In the winter when the cold weather blows in, you might find it hard to motivate yourself to get out of bed or even leave the house. Shorter winter days also mean less sunlight every day and sunlight helps us feel wide-awake. You might be experiencing a winter slump and a drop-off in energy levels like many other people. And when lacking in energy, many people look towards food for an extra boost. Make sure you're choosing the right foods year-round and follow these tips for beating your winter blues!
Mood, sleep and appetite are regulated by serotonin, dopamine and norepinephrine. Folic Acid, or folate, helps your body to process and lower homocysteine levels. High levels of homocysteine are associated with damage to blood vessels, in addition to interfering with the flow of blood and nutrients to the brain. Impaired blood flow may leave you feeling sluggish or slow to process or recall information.
Good sources of folic acid are green leafy vegetables (spinach, broccoli, kale, Brussels sprouts), potatoes, fortified breads and cereals, beans, peas, and mushrooms.
Omega-3 fatty acids
Omega-3 fatty acids have hormone-like effects and anti-inflammatory properties in the body. People who experience seasonal depression during fall and winter have been found to have lower levels of omega-3s. They have also been found to experience an improvement in mood with supplementation of this nutrient.
Omega-3s are found in fatty fish like salmon and tuna, some plant oils (flaxseed, canola), and walnuts.
The body normally makes Vitamin D from sunlight. This nutrient has many different roles in the body, one of which is to help in the production of serotonin. Serotonin is a neurotransmitter that helps you to feel calm, relaxed and happy. Many people are lacking in Vitamin D in the winter because of fewer daylight hours and exposure to sunlight. Currently, Vitamin D is being investigated for its ability to decrease depressive symptoms. Eat foods that are a good source of this vitamin.

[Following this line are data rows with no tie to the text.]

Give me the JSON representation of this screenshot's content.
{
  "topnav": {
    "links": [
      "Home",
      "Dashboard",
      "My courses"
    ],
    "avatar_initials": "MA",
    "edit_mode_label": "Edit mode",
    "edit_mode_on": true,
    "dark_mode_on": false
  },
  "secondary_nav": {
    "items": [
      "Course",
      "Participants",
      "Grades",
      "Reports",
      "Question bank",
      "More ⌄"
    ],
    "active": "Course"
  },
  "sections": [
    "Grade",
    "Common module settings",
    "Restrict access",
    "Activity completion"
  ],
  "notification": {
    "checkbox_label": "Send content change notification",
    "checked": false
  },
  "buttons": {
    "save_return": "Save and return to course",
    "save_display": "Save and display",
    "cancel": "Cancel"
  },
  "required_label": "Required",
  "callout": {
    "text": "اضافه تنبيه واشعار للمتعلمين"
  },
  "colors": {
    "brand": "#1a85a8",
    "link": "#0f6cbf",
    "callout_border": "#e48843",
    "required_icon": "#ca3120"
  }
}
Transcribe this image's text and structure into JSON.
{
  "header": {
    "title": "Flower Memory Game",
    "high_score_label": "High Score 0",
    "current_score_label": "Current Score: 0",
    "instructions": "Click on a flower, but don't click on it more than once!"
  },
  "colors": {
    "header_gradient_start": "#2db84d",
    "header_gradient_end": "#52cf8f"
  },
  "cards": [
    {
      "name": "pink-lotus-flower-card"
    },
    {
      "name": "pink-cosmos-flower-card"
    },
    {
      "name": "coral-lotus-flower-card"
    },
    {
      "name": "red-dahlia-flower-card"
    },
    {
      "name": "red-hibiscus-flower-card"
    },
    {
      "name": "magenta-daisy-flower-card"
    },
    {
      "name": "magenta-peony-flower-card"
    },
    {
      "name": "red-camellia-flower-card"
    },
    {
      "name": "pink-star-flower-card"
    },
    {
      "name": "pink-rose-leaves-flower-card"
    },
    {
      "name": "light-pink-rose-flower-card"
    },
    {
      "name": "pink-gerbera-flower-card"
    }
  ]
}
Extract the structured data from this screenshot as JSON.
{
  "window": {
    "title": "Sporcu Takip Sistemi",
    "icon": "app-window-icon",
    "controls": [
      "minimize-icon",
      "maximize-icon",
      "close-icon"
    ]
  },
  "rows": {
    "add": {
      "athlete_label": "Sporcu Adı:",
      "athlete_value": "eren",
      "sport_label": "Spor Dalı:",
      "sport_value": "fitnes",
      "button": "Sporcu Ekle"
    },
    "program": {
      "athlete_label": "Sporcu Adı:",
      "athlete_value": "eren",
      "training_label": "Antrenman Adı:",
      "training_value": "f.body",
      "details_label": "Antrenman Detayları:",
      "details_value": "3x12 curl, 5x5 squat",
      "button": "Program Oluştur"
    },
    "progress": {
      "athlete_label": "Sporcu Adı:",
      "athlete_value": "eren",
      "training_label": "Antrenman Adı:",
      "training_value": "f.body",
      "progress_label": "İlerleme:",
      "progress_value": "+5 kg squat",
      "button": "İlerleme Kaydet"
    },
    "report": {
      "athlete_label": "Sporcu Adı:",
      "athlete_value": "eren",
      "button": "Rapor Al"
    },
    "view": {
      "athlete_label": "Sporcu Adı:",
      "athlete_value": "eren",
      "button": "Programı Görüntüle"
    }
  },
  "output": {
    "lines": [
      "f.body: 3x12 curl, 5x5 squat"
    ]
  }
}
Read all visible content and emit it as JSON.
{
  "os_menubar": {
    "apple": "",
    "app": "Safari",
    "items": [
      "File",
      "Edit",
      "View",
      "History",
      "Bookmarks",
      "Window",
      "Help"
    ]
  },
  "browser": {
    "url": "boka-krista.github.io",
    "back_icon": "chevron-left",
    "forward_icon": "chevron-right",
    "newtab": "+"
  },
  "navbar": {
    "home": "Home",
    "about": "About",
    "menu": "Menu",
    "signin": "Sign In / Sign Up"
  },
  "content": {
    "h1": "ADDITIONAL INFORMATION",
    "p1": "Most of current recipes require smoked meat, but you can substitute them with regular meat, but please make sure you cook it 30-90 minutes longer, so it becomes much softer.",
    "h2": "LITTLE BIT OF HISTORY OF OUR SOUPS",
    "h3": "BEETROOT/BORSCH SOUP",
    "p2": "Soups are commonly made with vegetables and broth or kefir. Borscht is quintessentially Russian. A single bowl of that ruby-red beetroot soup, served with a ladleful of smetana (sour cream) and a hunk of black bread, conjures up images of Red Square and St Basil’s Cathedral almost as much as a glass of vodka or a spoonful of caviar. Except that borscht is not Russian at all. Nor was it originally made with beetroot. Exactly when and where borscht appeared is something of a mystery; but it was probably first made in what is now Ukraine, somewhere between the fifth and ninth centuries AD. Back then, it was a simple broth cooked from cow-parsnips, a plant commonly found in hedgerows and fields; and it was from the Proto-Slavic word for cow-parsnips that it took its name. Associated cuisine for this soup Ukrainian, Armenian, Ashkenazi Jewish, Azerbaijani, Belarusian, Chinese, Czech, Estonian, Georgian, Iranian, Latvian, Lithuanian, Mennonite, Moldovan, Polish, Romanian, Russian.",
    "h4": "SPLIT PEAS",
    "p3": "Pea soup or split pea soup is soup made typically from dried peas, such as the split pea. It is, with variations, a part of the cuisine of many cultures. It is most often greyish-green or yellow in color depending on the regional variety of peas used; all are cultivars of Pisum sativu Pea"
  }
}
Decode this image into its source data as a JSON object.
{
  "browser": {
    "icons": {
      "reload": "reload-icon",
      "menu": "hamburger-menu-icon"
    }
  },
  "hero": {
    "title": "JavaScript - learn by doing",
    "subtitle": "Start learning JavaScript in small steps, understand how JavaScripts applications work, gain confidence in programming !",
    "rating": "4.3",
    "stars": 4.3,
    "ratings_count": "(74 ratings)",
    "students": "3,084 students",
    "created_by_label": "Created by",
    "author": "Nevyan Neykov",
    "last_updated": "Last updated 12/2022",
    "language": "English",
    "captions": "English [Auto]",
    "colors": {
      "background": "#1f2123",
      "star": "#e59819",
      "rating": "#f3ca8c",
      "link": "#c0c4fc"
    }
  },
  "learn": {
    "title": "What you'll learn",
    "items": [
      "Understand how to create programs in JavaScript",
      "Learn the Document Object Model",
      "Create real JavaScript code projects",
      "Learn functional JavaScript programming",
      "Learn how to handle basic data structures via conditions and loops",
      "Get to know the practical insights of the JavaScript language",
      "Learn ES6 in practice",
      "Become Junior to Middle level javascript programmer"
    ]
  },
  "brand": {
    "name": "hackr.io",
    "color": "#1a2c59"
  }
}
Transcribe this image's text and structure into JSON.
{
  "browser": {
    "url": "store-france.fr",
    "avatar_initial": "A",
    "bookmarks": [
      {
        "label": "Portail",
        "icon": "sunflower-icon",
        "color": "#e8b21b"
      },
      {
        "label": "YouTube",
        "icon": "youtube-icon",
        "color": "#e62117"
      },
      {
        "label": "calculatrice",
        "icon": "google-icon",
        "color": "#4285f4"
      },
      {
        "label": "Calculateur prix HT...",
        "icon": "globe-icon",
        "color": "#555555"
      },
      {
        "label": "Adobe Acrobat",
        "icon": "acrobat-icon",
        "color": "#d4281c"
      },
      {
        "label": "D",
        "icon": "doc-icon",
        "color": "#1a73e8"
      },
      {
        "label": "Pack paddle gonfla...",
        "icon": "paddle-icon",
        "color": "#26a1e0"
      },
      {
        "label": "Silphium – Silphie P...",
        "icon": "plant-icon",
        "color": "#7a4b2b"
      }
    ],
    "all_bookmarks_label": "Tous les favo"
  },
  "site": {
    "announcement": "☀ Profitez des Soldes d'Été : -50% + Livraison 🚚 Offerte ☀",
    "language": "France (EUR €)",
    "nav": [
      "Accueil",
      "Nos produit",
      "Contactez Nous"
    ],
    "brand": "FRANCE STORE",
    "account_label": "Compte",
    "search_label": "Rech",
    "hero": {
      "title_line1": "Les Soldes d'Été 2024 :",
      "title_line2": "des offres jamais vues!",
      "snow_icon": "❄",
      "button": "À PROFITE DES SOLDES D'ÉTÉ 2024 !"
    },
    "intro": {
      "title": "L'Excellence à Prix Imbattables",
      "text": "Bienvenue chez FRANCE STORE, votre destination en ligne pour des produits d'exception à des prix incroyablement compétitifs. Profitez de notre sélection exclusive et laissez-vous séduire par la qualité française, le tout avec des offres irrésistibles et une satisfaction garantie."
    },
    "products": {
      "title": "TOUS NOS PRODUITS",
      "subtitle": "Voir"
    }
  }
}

Low fat milk is fortified with Vitamin D, in addition to many cereals and some orange juices (check the labels.) One important thing to note is that food sources of Vitamin D are limited, and many people are deficient in this nutrient without even realizing it. Depending on your diet, you may need to take a Calcium + Vitamin D supplement.
Known for their ability to relax and calm your mood, refined carbohydrates can contribute to sleepiness. A diet high in protein and lower in refined carbohydrates may help to improve mood, stimulate energy and chase away feelings of sluggishness. Protein foods made from amino acids help to stimulate the production of tyrosine, which is responsible for the synthesis of neurotransmitters like dopamine and norepinephrine. These are chemicals in your brain that promote feeling alert and that enhance energy.
Low fat dairy products like milk, cheese, cottage cheese and yogurt are good sources of protein, in addition to lean meats, poultry, and eggs. Aim to have some protein on your plate at every meal to keep feeling lively and active all year round!
Many herbs and spices are notorious for their beneficial effects on health in addition to adding flavor to dishes. Rosemary has been shown to increase blood flow to your brain and improve mood. Like Omega-3 fatty acids, this herb also has anti-inflammatory properties and may even benefit the immune system. Responsible for fighting infection and warding off winter colds and flu, keeping your immune system strong will keep you on your feet and feeling great.
Use Rosemary to season your meals and bolster your immunity this winter season!
Just because the sky is gray and the temperature is low, doesn't mean your mood has to be! Choosing the correct foods (in the appropriate portions) can give you more energy and help you handle those winter doldrums.
Follow Joanna Dolgoff, M.D. on Twitter: www.twitter.com/joannadolgoffmd